Entries from a dataset of interfaces:
========================================================================

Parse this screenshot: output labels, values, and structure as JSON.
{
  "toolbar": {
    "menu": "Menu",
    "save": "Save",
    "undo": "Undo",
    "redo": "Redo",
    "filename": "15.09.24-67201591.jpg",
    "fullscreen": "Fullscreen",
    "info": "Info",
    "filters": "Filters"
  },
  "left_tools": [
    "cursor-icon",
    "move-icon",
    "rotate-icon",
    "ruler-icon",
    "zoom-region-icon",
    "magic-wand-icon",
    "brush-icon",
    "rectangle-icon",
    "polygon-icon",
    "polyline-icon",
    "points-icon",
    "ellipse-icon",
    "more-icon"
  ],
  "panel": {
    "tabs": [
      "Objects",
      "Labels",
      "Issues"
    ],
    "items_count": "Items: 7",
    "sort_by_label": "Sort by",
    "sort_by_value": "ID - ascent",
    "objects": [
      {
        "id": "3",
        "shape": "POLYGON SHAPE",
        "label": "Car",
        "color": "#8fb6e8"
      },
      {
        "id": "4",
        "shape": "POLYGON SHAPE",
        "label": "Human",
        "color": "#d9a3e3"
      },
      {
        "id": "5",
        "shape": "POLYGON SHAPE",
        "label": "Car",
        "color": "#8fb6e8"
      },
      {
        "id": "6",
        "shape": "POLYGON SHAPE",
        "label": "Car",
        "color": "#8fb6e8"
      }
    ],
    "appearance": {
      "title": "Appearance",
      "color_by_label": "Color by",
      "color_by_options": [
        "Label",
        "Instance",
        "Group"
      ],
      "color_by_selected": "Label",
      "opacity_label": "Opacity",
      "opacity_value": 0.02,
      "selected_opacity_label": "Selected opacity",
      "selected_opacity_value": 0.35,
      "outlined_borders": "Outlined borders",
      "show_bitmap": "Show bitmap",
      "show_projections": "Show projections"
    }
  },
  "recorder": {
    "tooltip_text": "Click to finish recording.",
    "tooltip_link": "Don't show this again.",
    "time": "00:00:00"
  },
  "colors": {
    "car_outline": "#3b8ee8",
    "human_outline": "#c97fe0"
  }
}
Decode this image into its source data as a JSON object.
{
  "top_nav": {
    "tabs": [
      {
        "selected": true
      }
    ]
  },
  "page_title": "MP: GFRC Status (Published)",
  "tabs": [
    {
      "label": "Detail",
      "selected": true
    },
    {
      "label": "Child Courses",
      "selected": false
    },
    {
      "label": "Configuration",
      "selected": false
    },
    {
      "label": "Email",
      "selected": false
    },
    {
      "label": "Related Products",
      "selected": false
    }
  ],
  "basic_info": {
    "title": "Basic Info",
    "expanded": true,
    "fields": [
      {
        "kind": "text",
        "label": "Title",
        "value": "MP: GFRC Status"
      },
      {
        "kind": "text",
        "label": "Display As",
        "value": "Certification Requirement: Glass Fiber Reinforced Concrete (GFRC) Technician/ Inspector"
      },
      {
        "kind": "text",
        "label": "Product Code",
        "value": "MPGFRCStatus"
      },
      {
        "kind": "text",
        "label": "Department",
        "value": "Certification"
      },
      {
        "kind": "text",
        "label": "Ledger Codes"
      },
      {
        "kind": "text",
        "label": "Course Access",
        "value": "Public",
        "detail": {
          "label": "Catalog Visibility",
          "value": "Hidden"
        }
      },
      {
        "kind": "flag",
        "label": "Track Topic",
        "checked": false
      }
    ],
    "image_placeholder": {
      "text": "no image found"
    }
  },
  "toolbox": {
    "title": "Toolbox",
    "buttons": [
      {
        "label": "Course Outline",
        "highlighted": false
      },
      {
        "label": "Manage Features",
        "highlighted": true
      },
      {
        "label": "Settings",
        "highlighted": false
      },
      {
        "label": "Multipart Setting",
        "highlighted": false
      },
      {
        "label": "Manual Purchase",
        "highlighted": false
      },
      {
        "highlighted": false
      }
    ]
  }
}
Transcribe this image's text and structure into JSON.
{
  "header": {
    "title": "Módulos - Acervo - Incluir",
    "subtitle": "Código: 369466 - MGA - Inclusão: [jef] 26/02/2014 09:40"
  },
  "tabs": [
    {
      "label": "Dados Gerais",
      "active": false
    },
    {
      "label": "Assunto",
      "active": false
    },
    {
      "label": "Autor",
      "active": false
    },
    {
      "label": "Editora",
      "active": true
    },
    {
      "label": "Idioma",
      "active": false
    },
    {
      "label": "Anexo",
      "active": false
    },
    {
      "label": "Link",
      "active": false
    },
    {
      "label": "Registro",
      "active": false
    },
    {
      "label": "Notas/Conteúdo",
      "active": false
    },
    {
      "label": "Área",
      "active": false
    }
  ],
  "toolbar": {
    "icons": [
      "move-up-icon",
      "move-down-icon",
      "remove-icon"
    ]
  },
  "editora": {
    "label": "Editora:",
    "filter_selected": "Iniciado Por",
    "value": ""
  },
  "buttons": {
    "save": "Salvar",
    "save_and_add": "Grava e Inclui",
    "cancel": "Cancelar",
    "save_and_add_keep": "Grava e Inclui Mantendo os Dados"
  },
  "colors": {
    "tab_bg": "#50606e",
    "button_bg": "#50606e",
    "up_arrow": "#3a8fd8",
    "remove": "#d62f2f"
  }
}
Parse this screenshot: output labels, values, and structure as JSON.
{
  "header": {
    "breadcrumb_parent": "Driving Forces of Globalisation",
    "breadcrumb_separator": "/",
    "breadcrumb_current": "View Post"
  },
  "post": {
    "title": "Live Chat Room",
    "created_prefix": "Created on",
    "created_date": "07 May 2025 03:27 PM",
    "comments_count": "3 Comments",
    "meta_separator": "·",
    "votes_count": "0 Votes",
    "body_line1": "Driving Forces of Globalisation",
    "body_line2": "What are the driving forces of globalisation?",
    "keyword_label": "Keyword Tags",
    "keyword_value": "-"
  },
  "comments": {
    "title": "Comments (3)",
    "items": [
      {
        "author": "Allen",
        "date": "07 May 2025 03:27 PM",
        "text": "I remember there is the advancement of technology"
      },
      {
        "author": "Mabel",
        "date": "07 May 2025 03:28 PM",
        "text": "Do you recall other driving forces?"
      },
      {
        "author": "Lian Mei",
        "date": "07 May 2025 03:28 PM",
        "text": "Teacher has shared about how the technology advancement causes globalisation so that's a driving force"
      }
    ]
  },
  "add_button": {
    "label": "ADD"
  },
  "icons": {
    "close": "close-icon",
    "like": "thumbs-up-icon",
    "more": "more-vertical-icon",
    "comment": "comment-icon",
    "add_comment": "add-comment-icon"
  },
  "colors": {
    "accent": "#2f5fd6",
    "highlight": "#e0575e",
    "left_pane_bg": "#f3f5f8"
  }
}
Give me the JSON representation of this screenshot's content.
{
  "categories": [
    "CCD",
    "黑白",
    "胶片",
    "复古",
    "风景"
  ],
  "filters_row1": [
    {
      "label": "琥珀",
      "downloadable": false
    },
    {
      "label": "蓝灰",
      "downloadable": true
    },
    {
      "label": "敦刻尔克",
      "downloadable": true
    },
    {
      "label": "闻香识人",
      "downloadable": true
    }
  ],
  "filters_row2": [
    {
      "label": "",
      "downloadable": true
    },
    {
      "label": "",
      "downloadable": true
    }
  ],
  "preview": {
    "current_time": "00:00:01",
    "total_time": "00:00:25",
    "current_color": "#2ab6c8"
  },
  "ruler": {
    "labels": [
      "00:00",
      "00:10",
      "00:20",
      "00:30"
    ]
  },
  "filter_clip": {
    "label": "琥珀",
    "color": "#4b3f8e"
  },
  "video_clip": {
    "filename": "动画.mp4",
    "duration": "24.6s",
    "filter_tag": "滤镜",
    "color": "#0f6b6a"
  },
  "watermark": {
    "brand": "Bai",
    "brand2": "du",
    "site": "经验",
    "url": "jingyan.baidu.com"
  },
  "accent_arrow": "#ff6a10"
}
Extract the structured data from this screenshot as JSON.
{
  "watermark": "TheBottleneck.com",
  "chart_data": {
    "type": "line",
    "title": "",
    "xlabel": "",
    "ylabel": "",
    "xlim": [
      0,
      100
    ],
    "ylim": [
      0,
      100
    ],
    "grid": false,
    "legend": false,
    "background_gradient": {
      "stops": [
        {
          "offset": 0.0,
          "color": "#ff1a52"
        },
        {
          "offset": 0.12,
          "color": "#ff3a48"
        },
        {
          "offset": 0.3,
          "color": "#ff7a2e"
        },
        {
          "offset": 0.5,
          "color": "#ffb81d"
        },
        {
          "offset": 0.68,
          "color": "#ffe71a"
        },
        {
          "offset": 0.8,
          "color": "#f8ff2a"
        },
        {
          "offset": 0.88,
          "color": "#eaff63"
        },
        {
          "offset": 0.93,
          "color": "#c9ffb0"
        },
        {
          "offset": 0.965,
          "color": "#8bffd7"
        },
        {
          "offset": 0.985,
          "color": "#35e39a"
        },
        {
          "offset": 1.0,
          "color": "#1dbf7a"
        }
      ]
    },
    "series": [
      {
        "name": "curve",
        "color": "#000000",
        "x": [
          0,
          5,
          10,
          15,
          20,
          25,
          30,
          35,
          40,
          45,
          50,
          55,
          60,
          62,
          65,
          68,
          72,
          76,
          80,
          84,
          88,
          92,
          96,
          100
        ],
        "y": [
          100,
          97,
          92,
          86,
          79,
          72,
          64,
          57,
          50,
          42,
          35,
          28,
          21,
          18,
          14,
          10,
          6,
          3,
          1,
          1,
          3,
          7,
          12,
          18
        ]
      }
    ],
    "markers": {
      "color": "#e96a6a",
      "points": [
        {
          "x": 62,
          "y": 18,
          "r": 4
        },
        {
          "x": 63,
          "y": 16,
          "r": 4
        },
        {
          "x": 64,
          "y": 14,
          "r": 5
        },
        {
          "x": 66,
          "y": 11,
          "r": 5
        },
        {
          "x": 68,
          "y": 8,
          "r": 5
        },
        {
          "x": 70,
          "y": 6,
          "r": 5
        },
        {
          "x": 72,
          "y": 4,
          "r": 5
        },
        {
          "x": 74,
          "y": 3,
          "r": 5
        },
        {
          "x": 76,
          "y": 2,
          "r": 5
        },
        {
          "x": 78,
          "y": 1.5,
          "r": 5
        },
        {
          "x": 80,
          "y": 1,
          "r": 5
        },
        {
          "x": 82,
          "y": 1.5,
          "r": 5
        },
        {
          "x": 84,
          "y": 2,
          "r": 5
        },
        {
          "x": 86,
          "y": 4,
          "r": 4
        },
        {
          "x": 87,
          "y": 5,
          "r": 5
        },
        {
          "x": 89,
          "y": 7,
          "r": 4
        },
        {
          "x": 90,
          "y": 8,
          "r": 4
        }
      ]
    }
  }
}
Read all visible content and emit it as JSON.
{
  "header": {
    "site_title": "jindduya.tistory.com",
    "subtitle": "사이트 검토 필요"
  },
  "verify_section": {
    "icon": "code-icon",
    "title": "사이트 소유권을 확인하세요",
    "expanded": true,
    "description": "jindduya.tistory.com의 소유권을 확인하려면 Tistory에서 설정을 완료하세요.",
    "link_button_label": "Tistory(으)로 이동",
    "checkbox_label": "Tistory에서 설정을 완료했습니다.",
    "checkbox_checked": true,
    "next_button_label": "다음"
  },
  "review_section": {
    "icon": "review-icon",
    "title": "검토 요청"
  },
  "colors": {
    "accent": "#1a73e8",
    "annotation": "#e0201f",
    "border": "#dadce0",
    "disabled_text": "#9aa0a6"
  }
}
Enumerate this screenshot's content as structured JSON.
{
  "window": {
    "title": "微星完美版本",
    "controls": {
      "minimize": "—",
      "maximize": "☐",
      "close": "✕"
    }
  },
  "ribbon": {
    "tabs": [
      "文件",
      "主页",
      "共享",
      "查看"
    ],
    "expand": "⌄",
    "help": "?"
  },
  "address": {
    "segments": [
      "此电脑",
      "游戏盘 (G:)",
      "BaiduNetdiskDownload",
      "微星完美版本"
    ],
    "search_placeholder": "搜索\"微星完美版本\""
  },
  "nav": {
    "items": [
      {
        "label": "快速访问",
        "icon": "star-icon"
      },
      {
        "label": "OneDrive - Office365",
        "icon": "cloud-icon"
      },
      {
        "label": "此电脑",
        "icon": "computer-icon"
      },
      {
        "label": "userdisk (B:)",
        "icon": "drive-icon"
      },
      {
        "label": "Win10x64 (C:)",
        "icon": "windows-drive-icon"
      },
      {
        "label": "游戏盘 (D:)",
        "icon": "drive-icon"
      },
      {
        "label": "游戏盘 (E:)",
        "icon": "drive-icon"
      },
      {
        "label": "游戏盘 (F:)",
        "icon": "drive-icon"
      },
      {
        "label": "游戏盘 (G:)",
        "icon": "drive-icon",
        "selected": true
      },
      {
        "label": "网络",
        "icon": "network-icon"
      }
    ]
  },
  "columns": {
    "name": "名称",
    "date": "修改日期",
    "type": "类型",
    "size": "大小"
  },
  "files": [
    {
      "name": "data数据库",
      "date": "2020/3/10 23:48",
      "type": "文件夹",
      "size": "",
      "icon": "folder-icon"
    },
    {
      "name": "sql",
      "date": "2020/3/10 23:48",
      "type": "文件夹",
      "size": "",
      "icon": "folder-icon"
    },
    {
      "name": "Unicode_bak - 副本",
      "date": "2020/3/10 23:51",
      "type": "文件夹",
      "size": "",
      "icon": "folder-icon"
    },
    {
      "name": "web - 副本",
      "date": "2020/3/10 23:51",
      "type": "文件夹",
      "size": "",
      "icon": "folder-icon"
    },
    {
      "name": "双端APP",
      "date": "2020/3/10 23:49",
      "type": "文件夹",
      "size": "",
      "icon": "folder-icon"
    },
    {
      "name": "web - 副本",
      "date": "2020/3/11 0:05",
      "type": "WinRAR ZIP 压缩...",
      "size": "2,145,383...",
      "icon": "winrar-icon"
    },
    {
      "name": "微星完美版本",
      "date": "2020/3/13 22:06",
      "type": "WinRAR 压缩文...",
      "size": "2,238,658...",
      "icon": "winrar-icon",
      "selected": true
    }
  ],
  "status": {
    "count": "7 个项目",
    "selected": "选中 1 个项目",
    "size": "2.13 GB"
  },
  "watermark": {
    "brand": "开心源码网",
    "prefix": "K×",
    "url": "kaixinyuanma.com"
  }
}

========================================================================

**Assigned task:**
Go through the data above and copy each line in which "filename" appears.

**Task output:**
    "filename": "15.09.24-67201591.jpg",
    "filename": "动画.mp4",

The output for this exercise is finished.